_Your task_
Print the entries underneath word for word, omitting whatever pictures they contain.

[Interface dataset entries]
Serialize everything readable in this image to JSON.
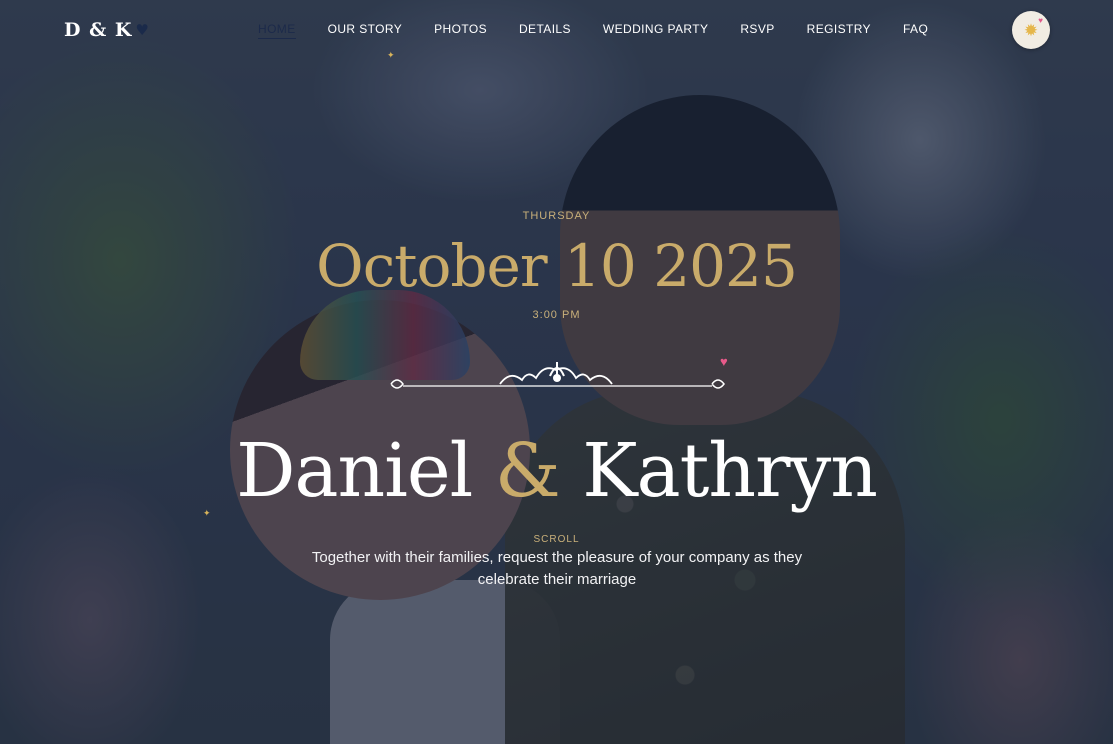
{
  "logo": {
    "text": "D & K",
    "icon": "heart-icon"
  },
  "nav": {
    "items": [
      {
        "label": "HOME",
        "active": true
      },
      {
        "label": "OUR STORY"
      },
      {
        "label": "PHOTOS"
      },
      {
        "label": "DETAILS"
      },
      {
        "label": "WEDDING PARTY"
      },
      {
        "label": "RSVP"
      },
      {
        "label": "REGISTRY"
      },
      {
        "label": "FAQ"
      }
    ],
    "theme_toggle_icon": "sun-icon"
  },
  "hero": {
    "day": "THURSDAY",
    "date": "October 10 2025",
    "time": "3:00 PM",
    "name_first": "Daniel",
    "ampersand": "&",
    "name_second": "Kathryn",
    "scroll_label": "SCROLL",
    "invitation": "Together with their families, request the pleasure of your company as they celebrate their marriage"
  },
  "colors": {
    "accent_gold": "#c9ab6a",
    "overlay": "#161c30",
    "heart_pink": "#e85a8a"
  }
}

_Exercise result_
Serialize everything readable in this image to JSON.
{
  "logo": {
    "text": "D & K",
    "icon": "heart-icon"
  },
  "nav": {
    "items": [
      {
        "label": "HOME",
        "active": true
      },
      {
        "label": "OUR STORY"
      },
      {
        "label": "PHOTOS"
      },
      {
        "label": "DETAILS"
      },
      {
        "label": "WEDDING PARTY"
      },
      {
        "label": "RSVP"
      },
      {
        "label": "REGISTRY"
      },
      {
        "label": "FAQ"
      }
    ],
    "theme_toggle_icon": "sun-icon"
  },
  "hero": {
    "day": "THURSDAY",
    "date": "October 10 2025",
    "time": "3:00 PM",
    "name_first": "Daniel",
    "ampersand": "&",
    "name_second": "Kathryn",
    "scroll_label": "SCROLL",
    "invitation": "Together with their families, request the pleasure of your company as they celebrate their marriage"
  },
  "colors": {
    "accent_gold": "#c9ab6a",
    "overlay": "#161c30",
    "heart_pink": "#e85a8a"
  }
}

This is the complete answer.